TRY IT:
Every line below that carries the word "sales" needs to be copied.

[Dataset rows describing interfaces]
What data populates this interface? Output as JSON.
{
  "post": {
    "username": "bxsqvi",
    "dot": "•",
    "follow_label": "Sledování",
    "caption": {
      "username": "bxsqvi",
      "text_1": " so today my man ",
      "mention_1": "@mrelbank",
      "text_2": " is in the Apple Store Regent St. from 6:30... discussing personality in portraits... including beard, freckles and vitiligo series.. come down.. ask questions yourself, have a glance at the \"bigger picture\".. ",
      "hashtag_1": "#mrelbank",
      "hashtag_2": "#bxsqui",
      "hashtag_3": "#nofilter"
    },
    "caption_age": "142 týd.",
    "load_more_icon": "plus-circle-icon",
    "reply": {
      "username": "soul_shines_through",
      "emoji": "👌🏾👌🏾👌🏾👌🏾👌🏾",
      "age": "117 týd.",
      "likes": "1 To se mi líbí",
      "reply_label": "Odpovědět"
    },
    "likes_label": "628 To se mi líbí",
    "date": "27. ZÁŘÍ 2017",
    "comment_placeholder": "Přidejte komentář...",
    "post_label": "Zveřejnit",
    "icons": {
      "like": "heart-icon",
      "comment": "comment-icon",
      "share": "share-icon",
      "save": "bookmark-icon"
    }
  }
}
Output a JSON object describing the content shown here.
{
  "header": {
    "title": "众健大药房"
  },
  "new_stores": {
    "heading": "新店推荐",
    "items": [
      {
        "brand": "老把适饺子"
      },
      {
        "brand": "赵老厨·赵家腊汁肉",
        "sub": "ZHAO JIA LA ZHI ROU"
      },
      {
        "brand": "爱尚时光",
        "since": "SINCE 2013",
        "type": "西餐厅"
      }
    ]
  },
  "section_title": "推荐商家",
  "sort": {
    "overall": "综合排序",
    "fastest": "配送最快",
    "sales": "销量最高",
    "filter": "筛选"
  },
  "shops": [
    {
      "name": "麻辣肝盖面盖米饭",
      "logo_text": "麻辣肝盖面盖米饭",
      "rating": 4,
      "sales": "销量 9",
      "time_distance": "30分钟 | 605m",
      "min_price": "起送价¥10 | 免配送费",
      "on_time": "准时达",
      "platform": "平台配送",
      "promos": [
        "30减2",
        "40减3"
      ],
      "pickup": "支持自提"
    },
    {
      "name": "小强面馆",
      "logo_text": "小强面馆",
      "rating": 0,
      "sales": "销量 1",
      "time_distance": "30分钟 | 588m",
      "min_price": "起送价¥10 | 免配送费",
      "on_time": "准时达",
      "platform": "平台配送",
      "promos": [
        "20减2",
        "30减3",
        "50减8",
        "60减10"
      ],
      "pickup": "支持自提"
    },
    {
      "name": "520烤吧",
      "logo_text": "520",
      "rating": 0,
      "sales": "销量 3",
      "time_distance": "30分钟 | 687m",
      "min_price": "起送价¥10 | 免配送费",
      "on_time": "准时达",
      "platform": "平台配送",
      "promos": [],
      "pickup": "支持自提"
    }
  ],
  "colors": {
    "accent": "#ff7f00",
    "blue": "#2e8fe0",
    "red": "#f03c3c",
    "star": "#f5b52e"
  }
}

EXERCISE ANSWER:
    "sales": "销量最高",
      "sales": "销量 9",
      "sales": "销量 1",
      "sales": "销量 3",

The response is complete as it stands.